  • respond effectively to the strengths, needs and interests of each child
  • regularly evaluate how well teaching is working for these children
  • act on what they know works well for each child
  • build teacher capability effectively to achieve equitable outcomes for all children
  • are well placed to achieve and sustain equitable and excellent outcomes for all children.

Children, including children at risk of not achieving the appropriate standards, are actively engaged in their learning. A very high proportion of children are progressing and achieving well, particularly in reading and mathematics. The small number of children not yet making accelerated progress in writing are well supported to do so.

The board, principal and teachers work well together to target those children at risk of not achieving well. They have sound, coherent systems for sustaining current good practices.

ERO is likely to carry out the next evaluation in three years.

6 Board assurance on legal requirements

Before the review the board of trustees and principal of the school completed the ERO board assurance statement and Self Audit Checklists. In these documents they attested that they had taken all reasonable steps to meet their legislative obligations related to the following:

  • board administration

  • curriculum

  • management of health, safety and welfare

  • personnel management

  • asset management.

During the review, ERO checked the following items because they have a potentially high impact on student safety and wellbeing:

  • emotional safety of students (including prevention of bullying and sexual harassment)

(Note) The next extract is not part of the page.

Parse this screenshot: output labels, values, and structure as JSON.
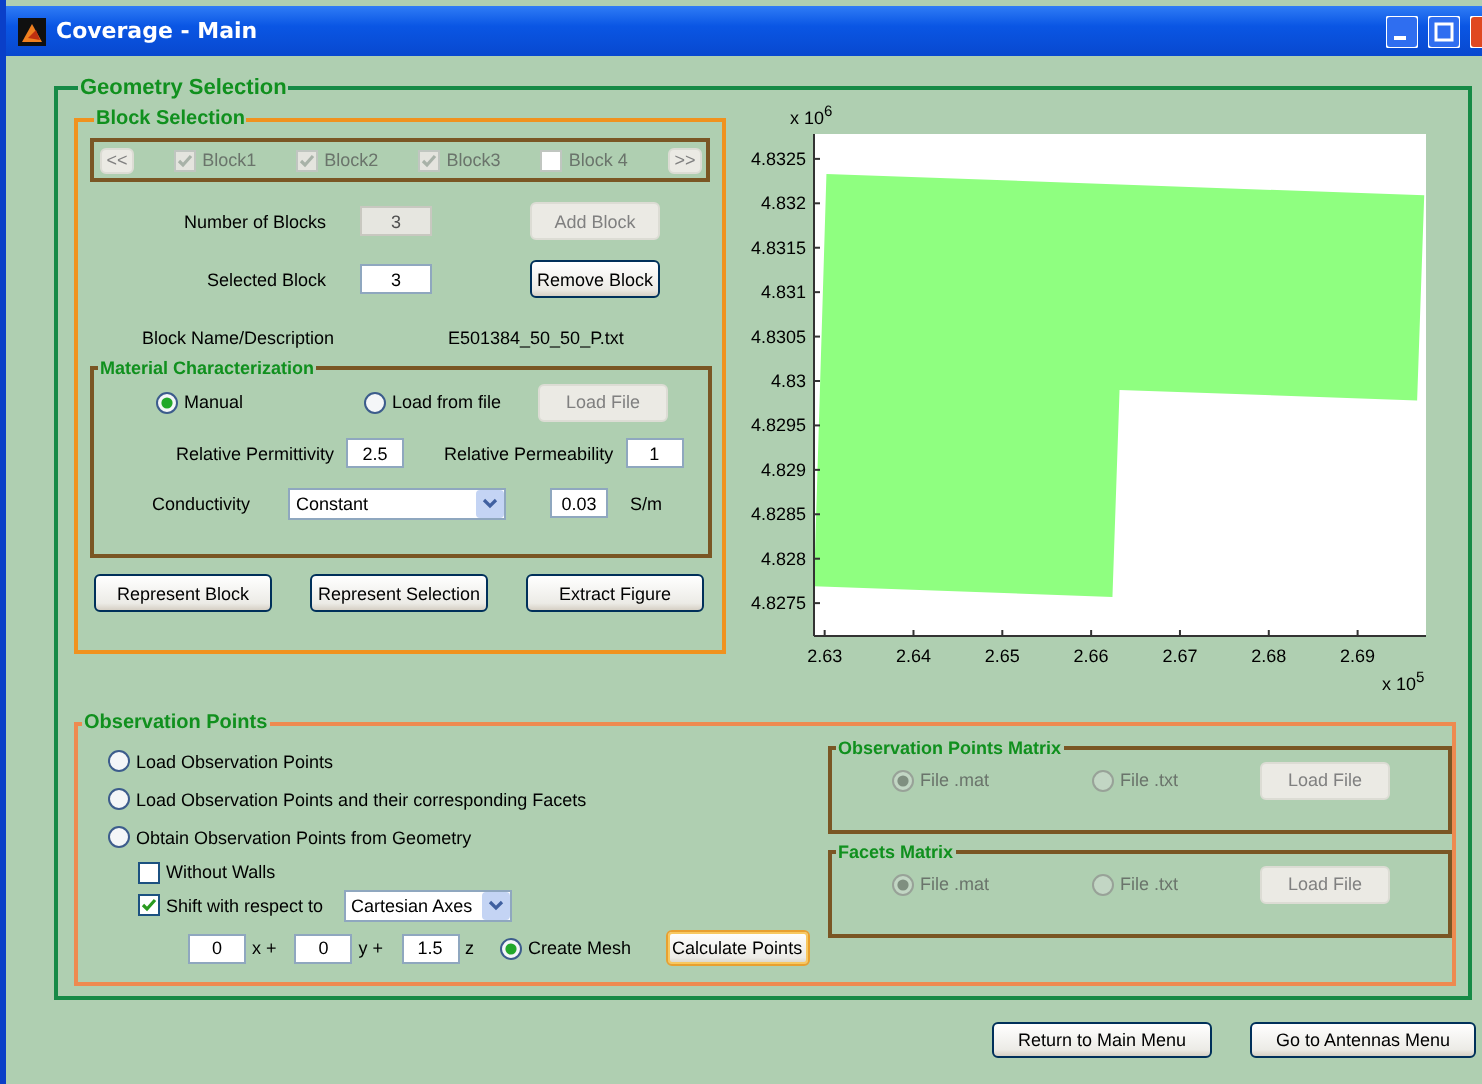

  • physical safety of students

  • teacher registration

  • processes for appointing staff

  • stand down, suspensions, expulsions and exclusions

  • attendance

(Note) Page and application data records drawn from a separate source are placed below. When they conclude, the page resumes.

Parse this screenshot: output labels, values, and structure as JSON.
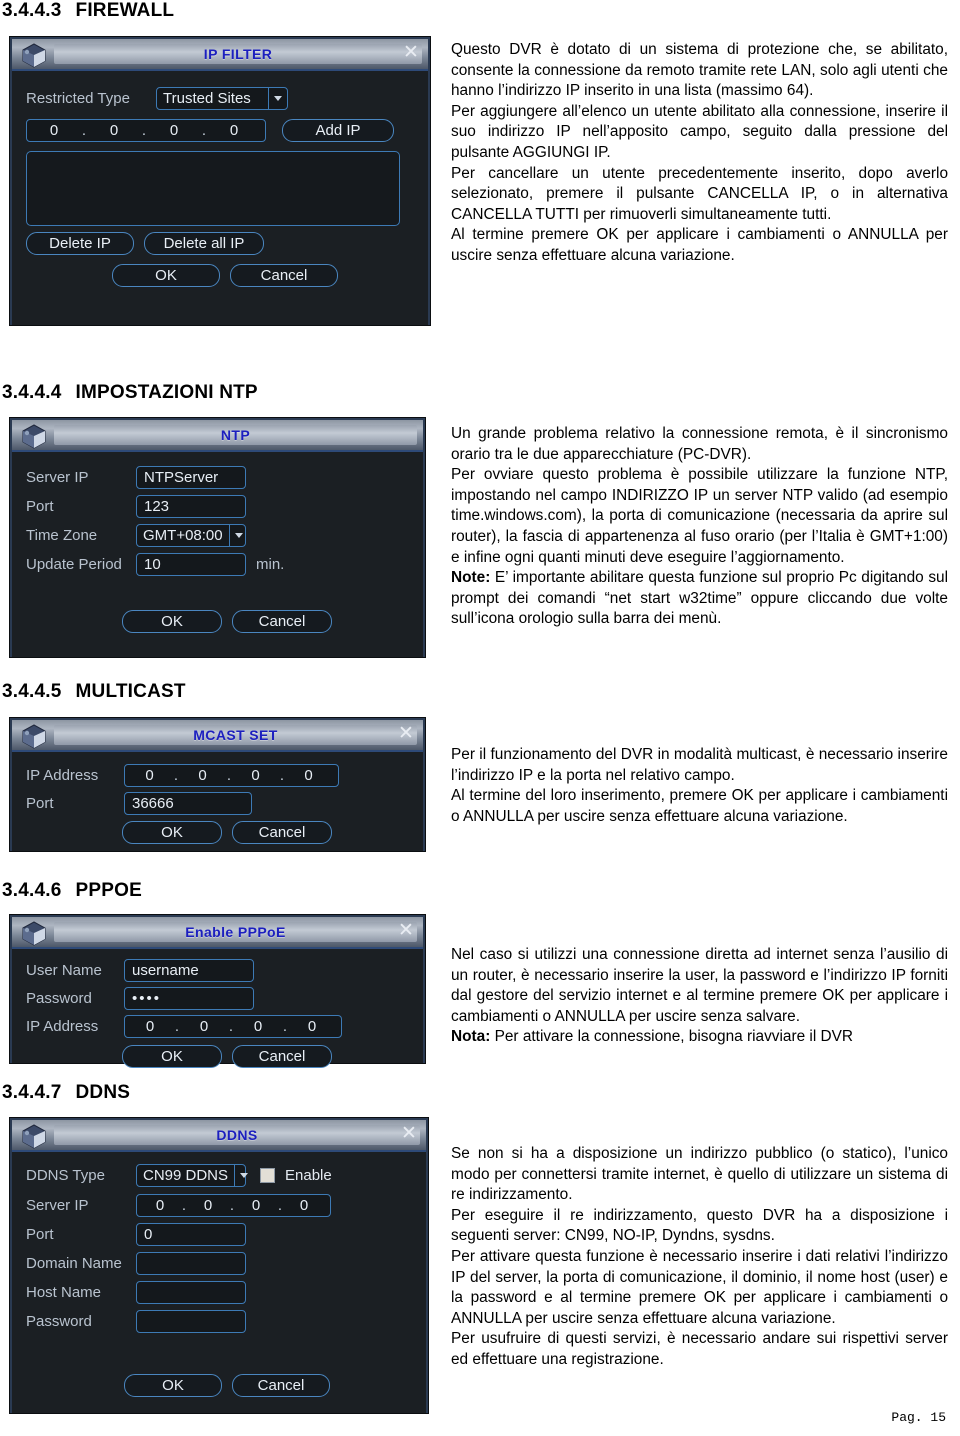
{
  "page": {
    "footer": "Pag. 15"
  },
  "sections": [
    {
      "num": "3.4.4.3",
      "title": "FIREWALL",
      "dialog": {
        "title": "IP FILTER",
        "restricted_type_label": "Restricted Type",
        "restricted_type_value": "Trusted Sites",
        "ip_octets": [
          "0",
          "0",
          "0",
          "0"
        ],
        "add_ip_label": "Add IP",
        "delete_ip_label": "Delete IP",
        "delete_all_ip_label": "Delete all IP",
        "ok_label": "OK",
        "cancel_label": "Cancel"
      },
      "text": [
        "Questo DVR è dotato di un sistema di protezione che, se abilitato, consente la connessione da remoto tramite rete LAN, solo agli utenti che hanno l’indirizzo IP inserito in una lista (massimo 64).",
        "Per aggiungere all’elenco un utente abilitato alla connessione, inserire il suo indirizzo IP nell’apposito campo, seguito dalla pressione del pulsante AGGIUNGI IP.",
        "Per cancellare un utente precedentemente inserito, dopo averlo selezionato, premere il pulsante CANCELLA IP, o in alternativa CANCELLA TUTTI per rimuoverli simultaneamente tutti.",
        "Al termine premere OK per applicare i cambiamenti o ANNULLA per uscire senza effettuare alcuna variazione."
      ]
    },
    {
      "num": "3.4.4.4",
      "title": "IMPOSTAZIONI NTP",
      "dialog": {
        "title": "NTP",
        "server_ip_label": "Server IP",
        "server_ip_value": "NTPServer",
        "port_label": "Port",
        "port_value": "123",
        "time_zone_label": "Time Zone",
        "time_zone_value": "GMT+08:00",
        "update_period_label": "Update Period",
        "update_period_value": "10",
        "update_period_unit": "min.",
        "ok_label": "OK",
        "cancel_label": "Cancel"
      },
      "text": [
        "Un grande problema relativo la connessione remota, è il sincronismo orario tra le due apparecchiature (PC-DVR).",
        "Per ovviare questo problema è possibile utilizzare la funzione NTP, impostando nel campo INDIRIZZO IP un server NTP valido (ad esempio time.windows.com), la porta di comunicazione (necessaria da aprire sul router), la fascia di appartenenza al fuso orario (per l’Italia è GMT+1:00) e infine ogni quanti minuti deve eseguire l’aggiornamento."
      ],
      "note_label": "Note:",
      "note_text": " E’ importante abilitare questa funzione sul proprio Pc digitando sul prompt dei comandi “net start w32time” oppure cliccando due volte sull’icona orologio sulla barra dei menù."
    },
    {
      "num": "3.4.4.5",
      "title": "MULTICAST",
      "dialog": {
        "title": "MCAST SET",
        "ip_address_label": "IP Address",
        "ip_octets": [
          "0",
          "0",
          "0",
          "0"
        ],
        "port_label": "Port",
        "port_value": "36666",
        "ok_label": "OK",
        "cancel_label": "Cancel"
      },
      "text": [
        "Per il funzionamento del DVR in modalità multicast, è necessario inserire l’indirizzo IP e la porta nel relativo campo.",
        "Al termine del loro inserimento, premere OK per applicare i cambiamenti o ANNULLA per uscire senza effettuare alcuna variazione."
      ]
    },
    {
      "num": "3.4.4.6",
      "title": "PPPOE",
      "dialog": {
        "title": "Enable PPPoE",
        "user_name_label": "User Name",
        "user_name_value": "username",
        "password_label": "Password",
        "password_value": "••••",
        "ip_address_label": "IP Address",
        "ip_octets": [
          "0",
          "0",
          "0",
          "0"
        ],
        "ok_label": "OK",
        "cancel_label": "Cancel"
      },
      "text": [
        "Nel caso si utilizzi una connessione diretta ad internet senza l’ausilio di un router, è necessario inserire la user, la password e l’indirizzo IP forniti dal gestore del servizio internet e al termine premere OK per applicare i cambiamenti o ANNULLA per uscire senza salvare."
      ],
      "note_label": "Nota:",
      "note_text": " Per attivare la connessione, bisogna riavviare il DVR"
    },
    {
      "num": "3.4.4.7",
      "title": "DDNS",
      "dialog": {
        "title": "DDNS",
        "ddns_type_label": "DDNS Type",
        "ddns_type_value": "CN99 DDNS",
        "enable_label": "Enable",
        "server_ip_label": "Server IP",
        "ip_octets": [
          "0",
          "0",
          "0",
          "0"
        ],
        "port_label": "Port",
        "port_value": "0",
        "domain_name_label": "Domain Name",
        "domain_name_value": "",
        "host_name_label": "Host Name",
        "host_name_value": "",
        "password_label": "Password",
        "password_value": "",
        "ok_label": "OK",
        "cancel_label": "Cancel"
      },
      "text": [
        "Se non si ha a disposizione un indirizzo pubblico (o statico), l’unico modo per connettersi tramite internet, è quello di utilizzare un sistema di re indirizzamento.",
        "Per eseguire il re indirizzamento, questo DVR ha a disposizione i seguenti server: CN99, NO-IP, Dyndns, sysdns.",
        "Per attivare questa funzione è necessario inserire i dati relativi l’indirizzo IP del server, la porta di comunicazione, il dominio, il nome host (user) e la password e al termine premere OK per applicare i cambiamenti o ANNULLA per uscire senza effettuare alcuna variazione.",
        "Per usufruire di questi servizi, è necessario andare sui rispettivi server ed effettuare una registrazione."
      ]
    }
  ]
}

  • compliance with the provisions of the Vulnerable Children Act 2014

ERO discussed with the board the need to update procedures and practices in response to recent changes in relation to:

  • Education Council requirements for the issue and endorsement of Practising Teacher Certificates
  • the Vulnerable Children Act requirements for safety checking of workers.

ERO also discussed with the principal and board the need to document thoroughly each step when carrying out stand-downs.

7 Recommendation

To continue to promote equitable and excellent outcomes for all learners, ERO recommends the school acts on the next steps identified in this report.

Lesley Patterson

Deputy Chief Review Officer Southern

29 June 2016

About the school



Ministry of Education profile number


School type

Contributing (Years 1 to 6)

School roll


Gender composition

Boys: 53

Girls: 40

Ethnic composition

















Review team on site

May 2016

Date of this report

29 June 2016

Most recent ERO report(s)

Education Review

Education Review

Education Review

March 2013

September 2009

September 2006